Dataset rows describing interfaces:
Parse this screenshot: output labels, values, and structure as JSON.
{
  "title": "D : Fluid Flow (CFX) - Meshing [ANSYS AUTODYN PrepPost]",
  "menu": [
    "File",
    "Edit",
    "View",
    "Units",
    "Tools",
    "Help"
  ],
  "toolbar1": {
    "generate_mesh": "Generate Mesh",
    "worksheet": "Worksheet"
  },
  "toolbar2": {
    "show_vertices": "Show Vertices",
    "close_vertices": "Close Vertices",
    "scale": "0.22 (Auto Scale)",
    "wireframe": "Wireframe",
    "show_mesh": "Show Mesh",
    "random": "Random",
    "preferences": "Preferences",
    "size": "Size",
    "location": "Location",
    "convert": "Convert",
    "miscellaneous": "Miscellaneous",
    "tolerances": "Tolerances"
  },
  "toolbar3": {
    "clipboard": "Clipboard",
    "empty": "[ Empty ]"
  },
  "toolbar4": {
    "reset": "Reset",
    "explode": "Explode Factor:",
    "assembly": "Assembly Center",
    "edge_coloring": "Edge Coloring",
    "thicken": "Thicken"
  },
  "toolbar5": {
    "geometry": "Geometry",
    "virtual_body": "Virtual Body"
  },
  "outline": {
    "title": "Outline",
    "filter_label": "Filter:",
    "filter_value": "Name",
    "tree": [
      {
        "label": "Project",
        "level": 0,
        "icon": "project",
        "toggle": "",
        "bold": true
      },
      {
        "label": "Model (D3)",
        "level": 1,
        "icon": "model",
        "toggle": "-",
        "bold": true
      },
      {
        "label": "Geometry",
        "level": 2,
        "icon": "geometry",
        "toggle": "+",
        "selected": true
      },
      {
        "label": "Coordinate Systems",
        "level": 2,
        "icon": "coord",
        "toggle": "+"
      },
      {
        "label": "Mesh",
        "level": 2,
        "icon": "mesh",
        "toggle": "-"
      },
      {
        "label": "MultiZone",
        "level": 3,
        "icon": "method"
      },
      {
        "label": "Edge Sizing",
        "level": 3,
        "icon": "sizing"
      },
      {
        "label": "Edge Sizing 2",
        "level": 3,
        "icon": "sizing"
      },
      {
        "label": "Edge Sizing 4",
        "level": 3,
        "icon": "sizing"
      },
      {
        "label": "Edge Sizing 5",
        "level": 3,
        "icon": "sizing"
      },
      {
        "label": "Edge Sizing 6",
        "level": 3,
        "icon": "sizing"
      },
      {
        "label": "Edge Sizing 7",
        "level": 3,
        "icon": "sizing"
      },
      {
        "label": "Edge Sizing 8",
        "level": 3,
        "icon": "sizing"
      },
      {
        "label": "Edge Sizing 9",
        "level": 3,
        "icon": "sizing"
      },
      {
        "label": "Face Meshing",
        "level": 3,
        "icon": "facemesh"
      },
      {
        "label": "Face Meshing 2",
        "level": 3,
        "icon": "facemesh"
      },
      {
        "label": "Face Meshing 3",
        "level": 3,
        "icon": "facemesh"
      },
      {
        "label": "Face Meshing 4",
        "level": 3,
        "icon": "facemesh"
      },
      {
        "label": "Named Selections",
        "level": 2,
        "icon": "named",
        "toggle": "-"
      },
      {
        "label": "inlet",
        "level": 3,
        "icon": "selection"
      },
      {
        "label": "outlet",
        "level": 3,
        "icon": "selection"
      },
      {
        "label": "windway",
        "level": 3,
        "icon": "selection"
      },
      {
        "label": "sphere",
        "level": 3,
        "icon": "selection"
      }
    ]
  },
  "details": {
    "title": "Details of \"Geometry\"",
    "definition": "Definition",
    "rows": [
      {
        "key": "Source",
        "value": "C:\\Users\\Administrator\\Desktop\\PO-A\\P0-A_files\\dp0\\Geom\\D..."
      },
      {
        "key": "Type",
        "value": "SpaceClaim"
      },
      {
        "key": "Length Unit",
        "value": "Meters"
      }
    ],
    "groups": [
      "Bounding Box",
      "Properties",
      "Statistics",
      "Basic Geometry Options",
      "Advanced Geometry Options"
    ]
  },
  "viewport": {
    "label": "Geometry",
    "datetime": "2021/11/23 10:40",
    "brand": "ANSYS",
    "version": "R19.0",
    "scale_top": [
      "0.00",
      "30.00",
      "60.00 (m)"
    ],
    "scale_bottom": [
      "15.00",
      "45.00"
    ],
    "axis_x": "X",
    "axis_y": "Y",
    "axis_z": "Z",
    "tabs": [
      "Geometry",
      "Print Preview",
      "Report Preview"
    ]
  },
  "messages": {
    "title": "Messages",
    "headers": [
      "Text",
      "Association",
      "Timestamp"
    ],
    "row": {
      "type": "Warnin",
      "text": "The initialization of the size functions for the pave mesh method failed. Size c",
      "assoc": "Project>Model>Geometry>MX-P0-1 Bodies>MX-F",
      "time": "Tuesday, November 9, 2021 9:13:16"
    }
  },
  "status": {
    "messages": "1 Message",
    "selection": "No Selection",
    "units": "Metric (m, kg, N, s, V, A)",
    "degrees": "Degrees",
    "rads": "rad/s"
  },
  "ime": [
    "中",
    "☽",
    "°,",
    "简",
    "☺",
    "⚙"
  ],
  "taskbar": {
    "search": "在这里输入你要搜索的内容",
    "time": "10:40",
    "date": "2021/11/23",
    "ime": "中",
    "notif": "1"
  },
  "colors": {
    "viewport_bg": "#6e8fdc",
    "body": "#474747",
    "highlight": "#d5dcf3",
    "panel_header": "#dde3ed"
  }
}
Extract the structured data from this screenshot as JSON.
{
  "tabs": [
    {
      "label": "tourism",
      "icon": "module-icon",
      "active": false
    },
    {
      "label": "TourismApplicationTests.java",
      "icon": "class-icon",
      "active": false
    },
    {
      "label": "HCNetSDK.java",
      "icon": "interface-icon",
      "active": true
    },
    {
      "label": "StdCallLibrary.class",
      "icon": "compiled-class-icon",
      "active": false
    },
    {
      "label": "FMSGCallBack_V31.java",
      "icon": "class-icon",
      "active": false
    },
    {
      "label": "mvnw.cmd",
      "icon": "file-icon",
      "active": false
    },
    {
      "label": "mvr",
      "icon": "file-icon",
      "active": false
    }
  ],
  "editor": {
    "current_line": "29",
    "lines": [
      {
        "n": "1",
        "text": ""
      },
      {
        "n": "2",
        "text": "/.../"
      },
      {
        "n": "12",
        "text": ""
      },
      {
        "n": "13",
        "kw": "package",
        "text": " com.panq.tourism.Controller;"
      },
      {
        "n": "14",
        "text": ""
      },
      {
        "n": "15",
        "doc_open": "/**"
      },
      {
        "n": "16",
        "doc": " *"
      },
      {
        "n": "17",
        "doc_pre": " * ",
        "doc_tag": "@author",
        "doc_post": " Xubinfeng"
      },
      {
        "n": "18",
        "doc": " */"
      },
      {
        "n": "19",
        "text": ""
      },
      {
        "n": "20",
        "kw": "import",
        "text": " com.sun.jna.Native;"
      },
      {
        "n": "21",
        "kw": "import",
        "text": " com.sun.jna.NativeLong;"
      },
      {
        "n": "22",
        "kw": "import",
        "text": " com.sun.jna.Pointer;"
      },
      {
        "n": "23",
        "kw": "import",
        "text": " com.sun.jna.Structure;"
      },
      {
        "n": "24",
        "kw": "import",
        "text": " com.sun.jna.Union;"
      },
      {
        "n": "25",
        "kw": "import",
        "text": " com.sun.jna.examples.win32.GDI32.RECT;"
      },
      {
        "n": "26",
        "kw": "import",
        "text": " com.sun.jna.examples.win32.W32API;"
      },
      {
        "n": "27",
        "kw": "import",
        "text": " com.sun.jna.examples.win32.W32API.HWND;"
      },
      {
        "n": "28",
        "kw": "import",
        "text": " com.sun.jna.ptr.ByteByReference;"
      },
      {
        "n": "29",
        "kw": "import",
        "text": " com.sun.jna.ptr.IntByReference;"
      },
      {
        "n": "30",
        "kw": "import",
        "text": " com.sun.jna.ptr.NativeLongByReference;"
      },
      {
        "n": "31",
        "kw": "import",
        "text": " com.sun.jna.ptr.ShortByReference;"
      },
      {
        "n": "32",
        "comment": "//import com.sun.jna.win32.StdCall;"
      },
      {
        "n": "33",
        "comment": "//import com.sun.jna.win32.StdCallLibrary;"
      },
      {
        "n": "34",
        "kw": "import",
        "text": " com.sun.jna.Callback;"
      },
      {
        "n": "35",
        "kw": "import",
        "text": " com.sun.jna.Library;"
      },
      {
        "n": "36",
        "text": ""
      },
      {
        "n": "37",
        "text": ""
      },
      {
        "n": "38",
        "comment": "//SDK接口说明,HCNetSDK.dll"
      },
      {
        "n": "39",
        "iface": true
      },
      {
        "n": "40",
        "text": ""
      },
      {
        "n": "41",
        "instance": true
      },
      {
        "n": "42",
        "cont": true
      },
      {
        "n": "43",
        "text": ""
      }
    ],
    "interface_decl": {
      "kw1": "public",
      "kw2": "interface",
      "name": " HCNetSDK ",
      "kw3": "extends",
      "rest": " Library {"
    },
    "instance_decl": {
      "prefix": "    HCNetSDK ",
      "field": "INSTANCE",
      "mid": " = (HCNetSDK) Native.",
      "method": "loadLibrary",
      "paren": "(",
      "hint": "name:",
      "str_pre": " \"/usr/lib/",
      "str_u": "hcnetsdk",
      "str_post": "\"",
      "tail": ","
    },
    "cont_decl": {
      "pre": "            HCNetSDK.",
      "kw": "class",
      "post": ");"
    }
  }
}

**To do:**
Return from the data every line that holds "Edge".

**Response:**
    "edge_coloring": "Edge Coloring",
        "label": "Edge Sizing",
        "label": "Edge Sizing 2",
        "label": "Edge Sizing 4",
        "label": "Edge Sizing 5",
        "label": "Edge Sizing 6",
        "label": "Edge Sizing 7",
        "label": "Edge Sizing 8",
        "label": "Edge Sizing 9",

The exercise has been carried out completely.